We know that network layer provides a communication service between any two network hosts. Between the two hosts, datagrams travel over a series of communication links, some wires and some wireless, starting at the source host, passing through a series of packet switches (switches and routers) and ending at the destination host.
As we continue down the protocol stack, from the network layer to the link layer, we naturally wonder :
- How packets are sent across the individual links that make up the end-to-end communication path.
- How are the network-layer datagrams encapsulated in the link layer frames for transmission over a single link?
- Are different link layer protocols used in the different links along the communication path?
- How are transmission conflicts in broadcast links resolved?
- Is there addressing at the link layer and, if so, how does the link layer addressing operate with the network layer addressing.
- And what exactly is the difference between a switch and a router?
We’ll answer these and other important questions in this tutorial.
Understanding Link Layer with Example
It will be convenient, in this tutorial, to refer to any device that runs a link layer protocol as a node. Nodes include hosts, routers, switches, and WiFi access points.
We’ll also refer to the communication channels that connect adjacent nodes along the communication path as links. In order for a datagram to be transferred from source host to destination host, it must be move over each of the individual links in the end-to-end path.
As an example, in the company network shown in the figure below (5.1), consider sending a datagram from one of the wireless hosts to one of the servers.
This datagram will actually pass through six links:
- a WiFi link between sending host and a WiFi access point,
- an Ethernet link between the access point and a link layer switch;
- a link between the link layer switch and the router,
- a link between two routers;
- an Ethernet link between the router and a link layer switch; &
- finally an Ethernet link between the switch and the server.
Over a given link, a transmitting node encapsulates the datagram in a link layer frame and transmits the frame into the link.
In order to gain further insight into the link layer and how it relates to the network layer, let’s consider a transportation analogy. Consider a travel agent who is planning a trip for a tourist traveling from Princeton, New Jersey, to Lausanne, Switzerland. The travel agent decides that it is most convenient for the tourist to:
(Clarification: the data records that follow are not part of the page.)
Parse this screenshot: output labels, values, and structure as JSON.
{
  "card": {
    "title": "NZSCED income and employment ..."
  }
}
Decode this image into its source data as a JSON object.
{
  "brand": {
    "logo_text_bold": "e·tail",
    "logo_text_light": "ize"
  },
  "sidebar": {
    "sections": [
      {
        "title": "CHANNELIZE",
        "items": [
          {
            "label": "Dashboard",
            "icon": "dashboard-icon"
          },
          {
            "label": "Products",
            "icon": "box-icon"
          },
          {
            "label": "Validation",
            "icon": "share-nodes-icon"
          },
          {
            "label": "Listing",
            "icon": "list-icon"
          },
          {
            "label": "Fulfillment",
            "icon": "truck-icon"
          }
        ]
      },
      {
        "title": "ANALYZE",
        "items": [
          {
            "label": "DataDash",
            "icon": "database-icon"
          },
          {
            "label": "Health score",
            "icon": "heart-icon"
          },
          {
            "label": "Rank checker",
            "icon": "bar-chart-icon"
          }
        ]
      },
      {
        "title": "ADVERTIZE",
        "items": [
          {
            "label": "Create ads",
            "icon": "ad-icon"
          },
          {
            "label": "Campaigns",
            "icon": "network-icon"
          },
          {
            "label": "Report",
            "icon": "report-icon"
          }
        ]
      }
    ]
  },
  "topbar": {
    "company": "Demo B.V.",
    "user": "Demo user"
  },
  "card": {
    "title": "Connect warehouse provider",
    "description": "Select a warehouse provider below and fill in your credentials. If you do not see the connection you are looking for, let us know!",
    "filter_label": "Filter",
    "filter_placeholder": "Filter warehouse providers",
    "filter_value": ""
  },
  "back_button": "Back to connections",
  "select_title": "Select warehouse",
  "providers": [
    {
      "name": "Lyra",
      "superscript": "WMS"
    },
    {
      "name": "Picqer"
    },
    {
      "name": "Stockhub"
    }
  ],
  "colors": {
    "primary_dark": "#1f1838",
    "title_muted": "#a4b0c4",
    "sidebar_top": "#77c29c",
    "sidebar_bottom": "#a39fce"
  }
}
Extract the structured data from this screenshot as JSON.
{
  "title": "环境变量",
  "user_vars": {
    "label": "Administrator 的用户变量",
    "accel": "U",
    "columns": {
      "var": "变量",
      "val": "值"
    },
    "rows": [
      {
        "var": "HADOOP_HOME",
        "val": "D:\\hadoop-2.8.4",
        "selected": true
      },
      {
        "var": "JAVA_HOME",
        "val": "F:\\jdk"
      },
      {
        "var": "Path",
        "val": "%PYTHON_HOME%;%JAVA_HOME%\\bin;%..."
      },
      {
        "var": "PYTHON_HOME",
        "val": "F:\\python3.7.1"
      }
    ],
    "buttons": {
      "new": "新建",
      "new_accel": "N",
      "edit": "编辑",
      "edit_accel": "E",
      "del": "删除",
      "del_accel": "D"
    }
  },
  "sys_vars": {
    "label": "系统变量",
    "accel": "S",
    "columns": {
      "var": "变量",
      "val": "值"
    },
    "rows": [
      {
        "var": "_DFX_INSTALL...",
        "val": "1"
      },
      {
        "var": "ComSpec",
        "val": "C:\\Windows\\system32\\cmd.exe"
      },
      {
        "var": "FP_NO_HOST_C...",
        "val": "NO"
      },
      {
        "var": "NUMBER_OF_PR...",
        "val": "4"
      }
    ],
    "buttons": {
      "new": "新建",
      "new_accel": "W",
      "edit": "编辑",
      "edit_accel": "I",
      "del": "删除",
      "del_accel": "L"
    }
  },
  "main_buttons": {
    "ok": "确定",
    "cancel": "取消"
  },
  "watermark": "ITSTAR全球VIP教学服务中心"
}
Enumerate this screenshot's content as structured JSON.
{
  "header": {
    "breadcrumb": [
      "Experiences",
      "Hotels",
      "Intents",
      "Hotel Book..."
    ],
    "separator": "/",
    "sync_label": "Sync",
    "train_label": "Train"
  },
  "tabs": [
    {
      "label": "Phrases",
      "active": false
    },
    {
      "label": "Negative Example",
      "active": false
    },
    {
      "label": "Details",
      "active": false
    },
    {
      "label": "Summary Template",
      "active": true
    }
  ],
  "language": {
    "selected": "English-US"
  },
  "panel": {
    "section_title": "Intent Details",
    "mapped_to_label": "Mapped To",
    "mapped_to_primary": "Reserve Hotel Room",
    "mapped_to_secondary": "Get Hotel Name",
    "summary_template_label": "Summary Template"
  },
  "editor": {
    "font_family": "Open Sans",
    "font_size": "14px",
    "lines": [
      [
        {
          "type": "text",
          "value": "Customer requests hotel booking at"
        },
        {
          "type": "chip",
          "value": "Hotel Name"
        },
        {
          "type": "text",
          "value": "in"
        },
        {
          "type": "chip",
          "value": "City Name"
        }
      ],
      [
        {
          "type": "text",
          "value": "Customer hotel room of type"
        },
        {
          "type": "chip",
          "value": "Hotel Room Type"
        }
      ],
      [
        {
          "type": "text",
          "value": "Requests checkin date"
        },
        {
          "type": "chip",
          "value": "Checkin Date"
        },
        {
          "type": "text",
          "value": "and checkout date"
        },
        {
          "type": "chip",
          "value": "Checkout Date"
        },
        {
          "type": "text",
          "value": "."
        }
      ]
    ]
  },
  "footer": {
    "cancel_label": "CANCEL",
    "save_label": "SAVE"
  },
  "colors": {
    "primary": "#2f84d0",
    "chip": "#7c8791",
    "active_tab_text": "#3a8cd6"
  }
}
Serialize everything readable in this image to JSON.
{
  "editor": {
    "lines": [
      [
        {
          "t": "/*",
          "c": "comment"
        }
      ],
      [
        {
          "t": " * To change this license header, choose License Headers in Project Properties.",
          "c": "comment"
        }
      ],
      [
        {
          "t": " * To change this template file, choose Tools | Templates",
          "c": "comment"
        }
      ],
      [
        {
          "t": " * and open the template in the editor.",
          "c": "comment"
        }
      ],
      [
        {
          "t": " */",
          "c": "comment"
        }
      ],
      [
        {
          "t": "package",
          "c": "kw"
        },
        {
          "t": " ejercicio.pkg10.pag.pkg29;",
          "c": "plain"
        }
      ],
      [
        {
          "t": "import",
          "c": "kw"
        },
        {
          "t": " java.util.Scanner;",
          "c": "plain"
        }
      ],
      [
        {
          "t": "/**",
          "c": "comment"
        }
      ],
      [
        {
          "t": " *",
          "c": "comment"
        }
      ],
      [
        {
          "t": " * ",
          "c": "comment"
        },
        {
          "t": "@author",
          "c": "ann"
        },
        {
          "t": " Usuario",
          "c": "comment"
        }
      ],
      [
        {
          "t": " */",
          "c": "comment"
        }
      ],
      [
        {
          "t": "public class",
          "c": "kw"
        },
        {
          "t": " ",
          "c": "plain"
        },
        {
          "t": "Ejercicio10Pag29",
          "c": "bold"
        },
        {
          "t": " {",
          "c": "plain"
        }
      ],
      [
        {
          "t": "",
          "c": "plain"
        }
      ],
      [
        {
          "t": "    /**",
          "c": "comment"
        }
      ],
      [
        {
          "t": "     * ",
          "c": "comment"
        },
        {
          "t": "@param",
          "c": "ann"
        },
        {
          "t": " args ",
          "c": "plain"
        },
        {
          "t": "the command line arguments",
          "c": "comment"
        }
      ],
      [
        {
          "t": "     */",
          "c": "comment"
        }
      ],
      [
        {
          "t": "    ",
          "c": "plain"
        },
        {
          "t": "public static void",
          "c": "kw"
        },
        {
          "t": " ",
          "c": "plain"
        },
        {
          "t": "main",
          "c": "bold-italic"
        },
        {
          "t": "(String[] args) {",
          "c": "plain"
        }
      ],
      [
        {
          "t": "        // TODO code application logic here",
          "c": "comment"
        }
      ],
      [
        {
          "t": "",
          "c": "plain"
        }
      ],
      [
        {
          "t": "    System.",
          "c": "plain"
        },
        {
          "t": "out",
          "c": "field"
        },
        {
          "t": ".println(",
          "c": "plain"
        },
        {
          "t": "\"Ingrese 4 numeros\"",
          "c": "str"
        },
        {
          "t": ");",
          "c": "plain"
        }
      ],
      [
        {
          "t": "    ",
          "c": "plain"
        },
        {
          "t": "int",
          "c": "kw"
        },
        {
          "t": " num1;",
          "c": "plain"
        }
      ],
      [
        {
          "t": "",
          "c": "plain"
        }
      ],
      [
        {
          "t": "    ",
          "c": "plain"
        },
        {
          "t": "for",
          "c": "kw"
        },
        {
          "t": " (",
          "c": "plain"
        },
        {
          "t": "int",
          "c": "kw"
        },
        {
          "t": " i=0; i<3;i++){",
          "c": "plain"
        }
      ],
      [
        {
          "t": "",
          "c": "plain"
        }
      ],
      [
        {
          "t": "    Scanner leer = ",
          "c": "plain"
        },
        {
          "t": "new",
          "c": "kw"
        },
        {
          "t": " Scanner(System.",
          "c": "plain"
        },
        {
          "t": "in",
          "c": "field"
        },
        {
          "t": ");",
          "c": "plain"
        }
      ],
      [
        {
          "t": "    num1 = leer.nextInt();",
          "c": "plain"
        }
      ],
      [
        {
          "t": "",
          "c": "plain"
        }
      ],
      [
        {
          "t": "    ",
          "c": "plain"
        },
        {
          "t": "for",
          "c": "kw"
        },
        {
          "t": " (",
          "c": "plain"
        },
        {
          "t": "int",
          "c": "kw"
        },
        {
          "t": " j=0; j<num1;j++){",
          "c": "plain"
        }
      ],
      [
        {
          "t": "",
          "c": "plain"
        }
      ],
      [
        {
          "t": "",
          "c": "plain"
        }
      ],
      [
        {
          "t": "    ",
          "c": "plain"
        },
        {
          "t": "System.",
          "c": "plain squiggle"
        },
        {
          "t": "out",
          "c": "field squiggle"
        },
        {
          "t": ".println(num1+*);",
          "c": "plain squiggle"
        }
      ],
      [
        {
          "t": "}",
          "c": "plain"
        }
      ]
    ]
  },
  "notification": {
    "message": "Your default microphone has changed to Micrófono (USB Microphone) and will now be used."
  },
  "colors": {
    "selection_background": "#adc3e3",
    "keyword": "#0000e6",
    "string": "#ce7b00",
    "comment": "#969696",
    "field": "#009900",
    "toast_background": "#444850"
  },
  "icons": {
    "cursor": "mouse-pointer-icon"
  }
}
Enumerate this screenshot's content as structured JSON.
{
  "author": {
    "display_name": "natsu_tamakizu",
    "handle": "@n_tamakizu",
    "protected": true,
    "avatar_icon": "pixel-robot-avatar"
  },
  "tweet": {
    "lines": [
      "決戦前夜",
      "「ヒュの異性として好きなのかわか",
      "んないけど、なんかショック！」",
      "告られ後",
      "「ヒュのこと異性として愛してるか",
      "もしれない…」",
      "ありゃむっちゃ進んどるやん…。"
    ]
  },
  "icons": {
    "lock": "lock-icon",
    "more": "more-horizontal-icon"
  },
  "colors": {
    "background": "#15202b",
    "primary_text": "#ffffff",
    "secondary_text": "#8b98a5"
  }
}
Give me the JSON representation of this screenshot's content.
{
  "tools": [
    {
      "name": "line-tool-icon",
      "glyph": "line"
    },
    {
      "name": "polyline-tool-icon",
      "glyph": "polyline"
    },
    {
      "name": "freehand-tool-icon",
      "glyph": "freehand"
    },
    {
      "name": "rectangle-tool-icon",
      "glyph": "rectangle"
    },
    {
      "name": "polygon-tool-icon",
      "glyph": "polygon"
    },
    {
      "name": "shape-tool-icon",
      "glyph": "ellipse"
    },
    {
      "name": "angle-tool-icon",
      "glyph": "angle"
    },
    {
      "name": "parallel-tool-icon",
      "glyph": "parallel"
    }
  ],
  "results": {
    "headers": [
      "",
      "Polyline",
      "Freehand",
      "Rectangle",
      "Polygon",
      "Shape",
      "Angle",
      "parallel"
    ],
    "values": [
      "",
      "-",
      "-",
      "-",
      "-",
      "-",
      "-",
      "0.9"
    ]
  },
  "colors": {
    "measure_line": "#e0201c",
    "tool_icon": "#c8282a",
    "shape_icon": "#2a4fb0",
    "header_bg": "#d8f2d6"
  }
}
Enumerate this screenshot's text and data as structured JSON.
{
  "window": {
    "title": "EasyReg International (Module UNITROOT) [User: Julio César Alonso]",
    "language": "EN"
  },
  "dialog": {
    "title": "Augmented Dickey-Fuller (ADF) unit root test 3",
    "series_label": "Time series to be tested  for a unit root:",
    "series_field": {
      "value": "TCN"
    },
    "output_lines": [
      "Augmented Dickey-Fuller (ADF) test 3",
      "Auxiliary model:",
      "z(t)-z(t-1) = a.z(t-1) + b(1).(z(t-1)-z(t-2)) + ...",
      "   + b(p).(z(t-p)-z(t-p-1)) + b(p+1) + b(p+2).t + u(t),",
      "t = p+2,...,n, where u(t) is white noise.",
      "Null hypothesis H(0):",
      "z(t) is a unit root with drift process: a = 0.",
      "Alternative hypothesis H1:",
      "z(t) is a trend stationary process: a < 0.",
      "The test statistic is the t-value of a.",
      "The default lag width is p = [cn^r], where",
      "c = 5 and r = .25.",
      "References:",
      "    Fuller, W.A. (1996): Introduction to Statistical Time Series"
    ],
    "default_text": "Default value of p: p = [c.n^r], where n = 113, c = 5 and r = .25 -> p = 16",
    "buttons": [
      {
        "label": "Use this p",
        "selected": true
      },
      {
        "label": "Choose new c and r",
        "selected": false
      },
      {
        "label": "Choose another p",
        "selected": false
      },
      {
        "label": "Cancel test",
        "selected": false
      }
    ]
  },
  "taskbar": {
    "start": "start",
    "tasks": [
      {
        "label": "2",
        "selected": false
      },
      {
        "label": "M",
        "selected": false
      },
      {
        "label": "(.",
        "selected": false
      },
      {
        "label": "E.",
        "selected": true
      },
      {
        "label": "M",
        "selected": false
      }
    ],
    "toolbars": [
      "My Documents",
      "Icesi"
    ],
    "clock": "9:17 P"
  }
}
- take a limousine from Princeton to JFK airport,
- then a plane from JFK airport to Geneva’s airport, and
- finally a train from Geneva’s airport to Lausanne’s train station.
Once the travel agent makes the three reservations,
- it is the responsibility of the Princeton limousine company to get the tourist from Princeton to JFK;
- it is the responsibility of the airline company to get the tourist from JFK to Geneva; and
- it is the responsibility of the Swiss train service to get the tourist from Geneva to Lausanne.
Each of the three segments of the trip is “direct” between two “adjacent” locations. Note that the three transportation segments are managed by different companies and use entirely different transportation modes (limousine, plane and train).
Although the transportation modes are different, they each provide the basic service of moving passengers from one location to an adjacent location. In this transportation analogy:
- The tourist is a datagram,
- Each transportation segment is a link,
- The transportation mode is a link layer protocol, and
- The travel agent is a routing protocol.